Directions: An exact restatement of the entire listing is needed, excluding all images.

________________

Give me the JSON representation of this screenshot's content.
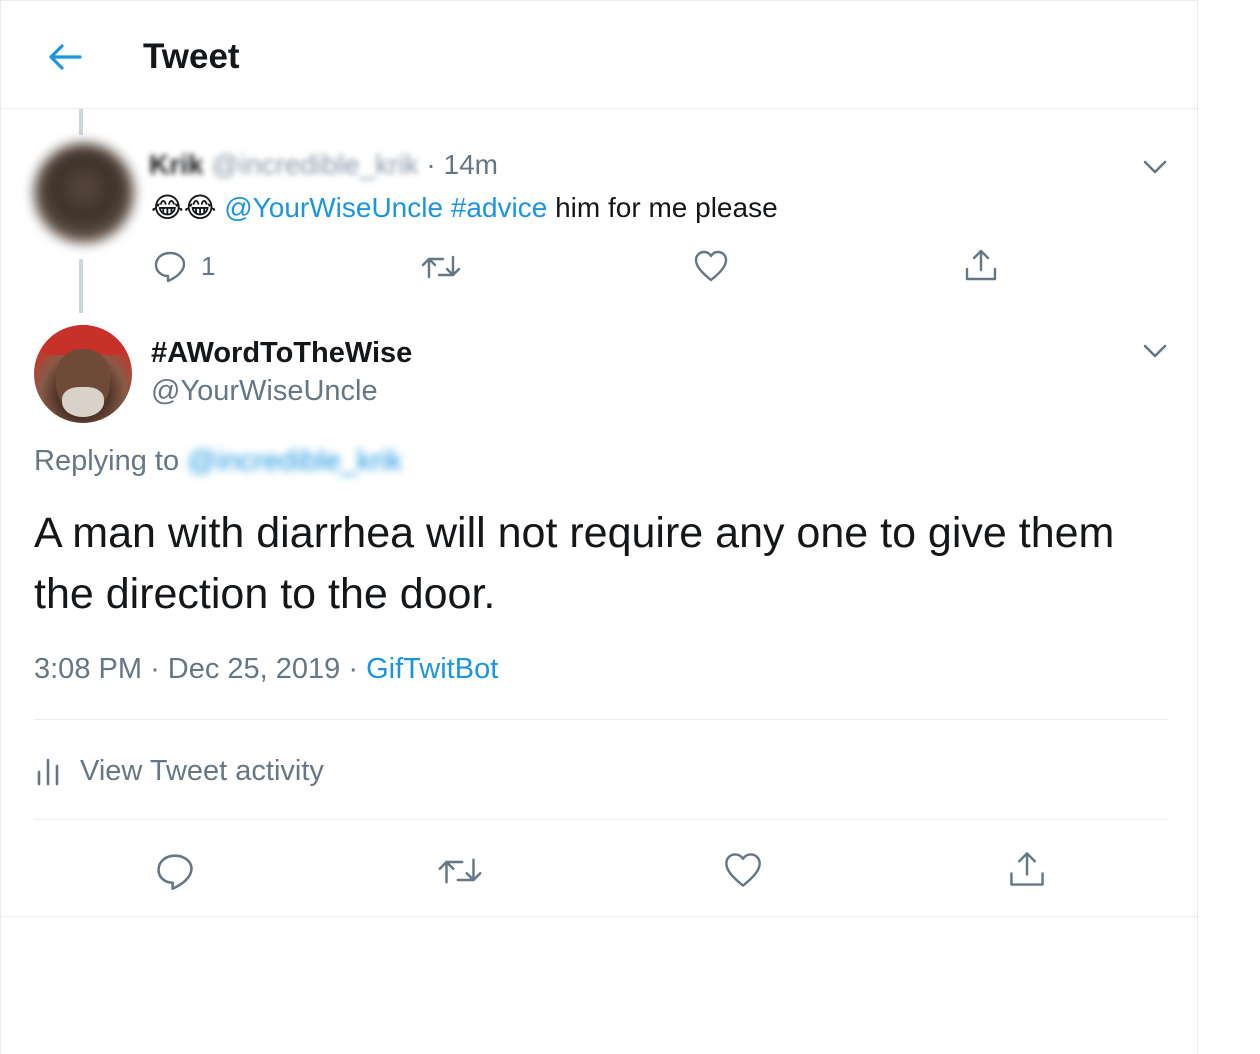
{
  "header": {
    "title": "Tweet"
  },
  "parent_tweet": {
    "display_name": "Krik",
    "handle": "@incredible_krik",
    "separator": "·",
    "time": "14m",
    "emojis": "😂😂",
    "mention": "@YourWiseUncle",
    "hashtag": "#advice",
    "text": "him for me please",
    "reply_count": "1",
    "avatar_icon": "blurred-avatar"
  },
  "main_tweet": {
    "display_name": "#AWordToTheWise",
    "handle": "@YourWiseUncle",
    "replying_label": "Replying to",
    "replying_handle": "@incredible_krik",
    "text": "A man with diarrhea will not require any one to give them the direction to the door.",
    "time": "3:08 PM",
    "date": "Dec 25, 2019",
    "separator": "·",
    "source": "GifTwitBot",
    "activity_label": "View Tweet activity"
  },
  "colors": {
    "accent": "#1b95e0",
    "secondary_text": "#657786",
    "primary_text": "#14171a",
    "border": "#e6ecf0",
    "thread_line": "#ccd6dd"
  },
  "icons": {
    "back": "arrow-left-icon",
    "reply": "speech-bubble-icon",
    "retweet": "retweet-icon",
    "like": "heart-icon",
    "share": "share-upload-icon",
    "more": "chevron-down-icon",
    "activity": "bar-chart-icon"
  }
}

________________

Result of the exercise:
Give me the JSON representation of this screenshot's content.
{
  "header": {
    "title": "Tweet"
  },
  "parent_tweet": {
    "display_name": "Krik",
    "handle": "@incredible_krik",
    "separator": "·",
    "time": "14m",
    "emojis": "😂😂",
    "mention": "@YourWiseUncle",
    "hashtag": "#advice",
    "text": "him for me please",
    "reply_count": "1",
    "avatar_icon": "blurred-avatar"
  },
  "main_tweet": {
    "display_name": "#AWordToTheWise",
    "handle": "@YourWiseUncle",
    "replying_label": "Replying to",
    "replying_handle": "@incredible_krik",
    "text": "A man with diarrhea will not require any one to give them the direction to the door.",
    "time": "3:08 PM",
    "date": "Dec 25, 2019",
    "separator": "·",
    "source": "GifTwitBot",
    "activity_label": "View Tweet activity"
  },
  "colors": {
    "accent": "#1b95e0",
    "secondary_text": "#657786",
    "primary_text": "#14171a",
    "border": "#e6ecf0",
    "thread_line": "#ccd6dd"
  },
  "icons": {
    "back": "arrow-left-icon",
    "reply": "speech-bubble-icon",
    "retweet": "retweet-icon",
    "like": "heart-icon",
    "share": "share-upload-icon",
    "more": "chevron-down-icon",
    "activity": "bar-chart-icon"
  }
}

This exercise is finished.